▶ _EXERCISE_: Where the records contain images, omit them, and repeat everything else word for word.
-=-=-=-=-
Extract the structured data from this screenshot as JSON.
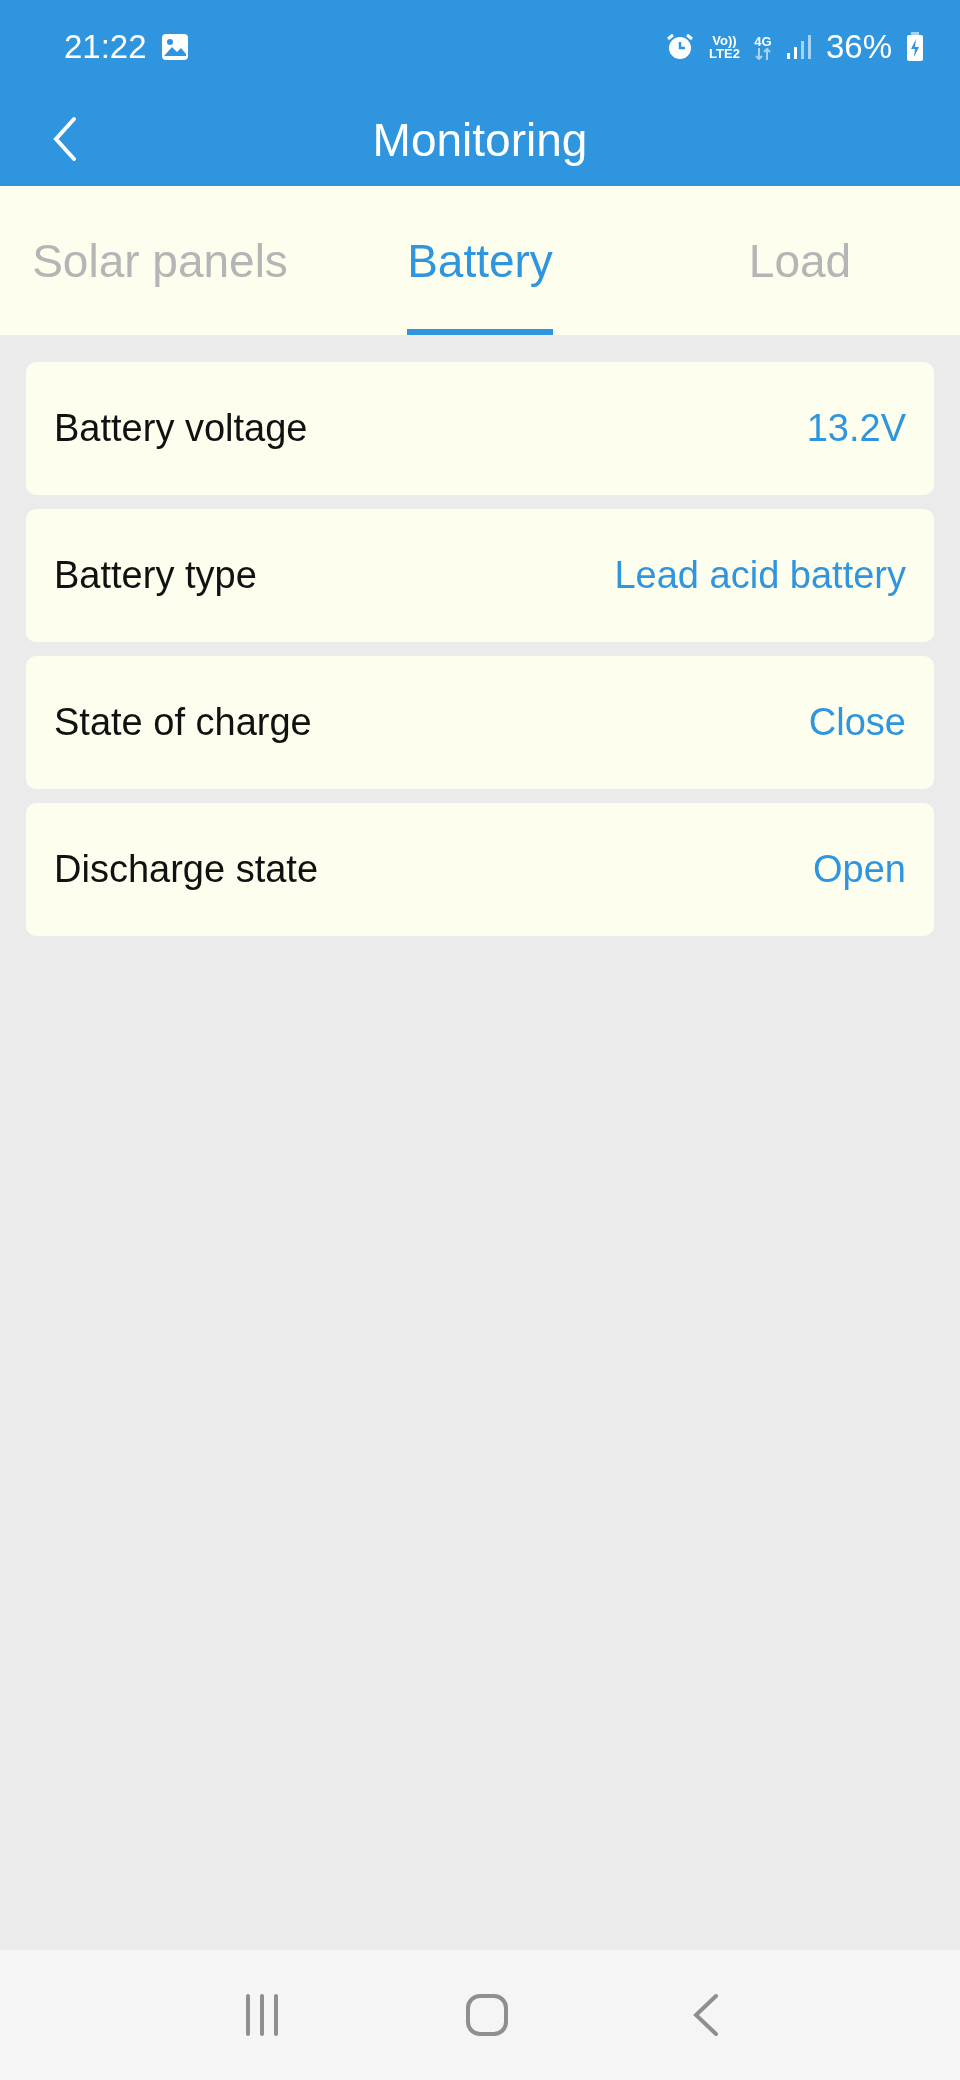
{
  "status_bar": {
    "time": "21:22",
    "volte_top": "Vo))",
    "volte_bottom": "LTE2",
    "network": "4G",
    "battery": "36%"
  },
  "toolbar": {
    "title": "Monitoring"
  },
  "tabs": [
    {
      "label": "Solar panels",
      "selected": false
    },
    {
      "label": "Battery",
      "selected": true
    },
    {
      "label": "Load",
      "selected": false
    }
  ],
  "rows": [
    {
      "label": "Battery voltage",
      "value": "13.2V"
    },
    {
      "label": "Battery type",
      "value": "Lead acid battery"
    },
    {
      "label": "State of charge",
      "value": "Close"
    },
    {
      "label": "Discharge state",
      "value": "Open"
    }
  ]
}
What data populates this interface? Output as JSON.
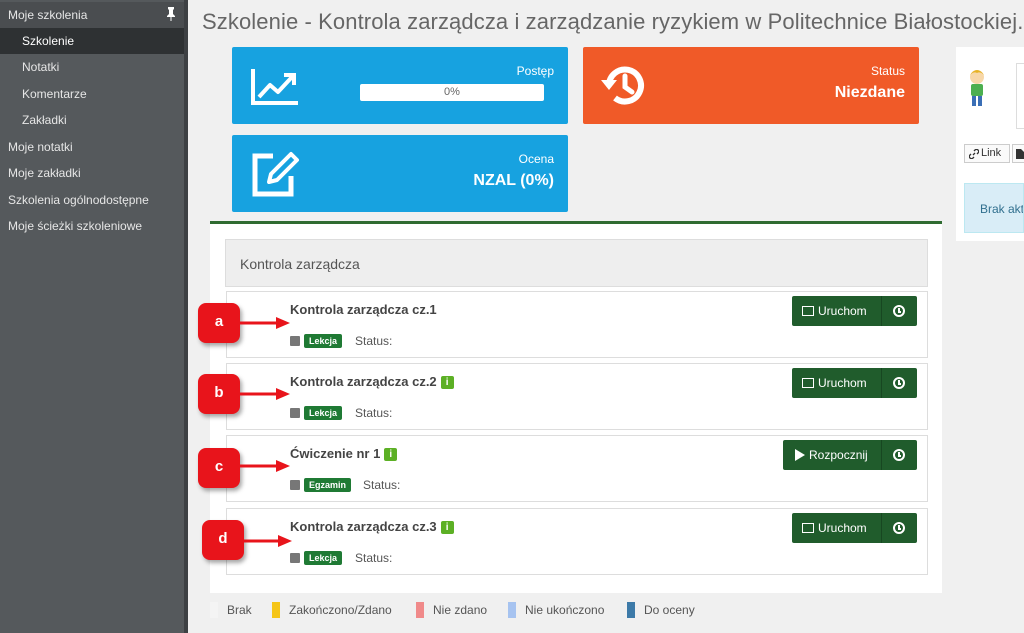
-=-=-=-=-
▶ _TASK RESULT_:
Extract the structured data from this screenshot as JSON.
{
  "status_bar": {
    "time": "21:22",
    "volte_top": "Vo))",
    "volte_bottom": "LTE2",
    "network": "4G",
    "battery": "36%"
  },
  "toolbar": {
    "title": "Monitoring"
  },
  "tabs": [
    {
      "label": "Solar panels",
      "selected": false
    },
    {
      "label": "Battery",
      "selected": true
    },
    {
      "label": "Load",
      "selected": false
    }
  ],
  "rows": [
    {
      "label": "Battery voltage",
      "value": "13.2V"
    },
    {
      "label": "Battery type",
      "value": "Lead acid battery"
    },
    {
      "label": "State of charge",
      "value": "Close"
    },
    {
      "label": "Discharge state",
      "value": "Open"
    }
  ]
}
What data populates this interface? Output as JSON.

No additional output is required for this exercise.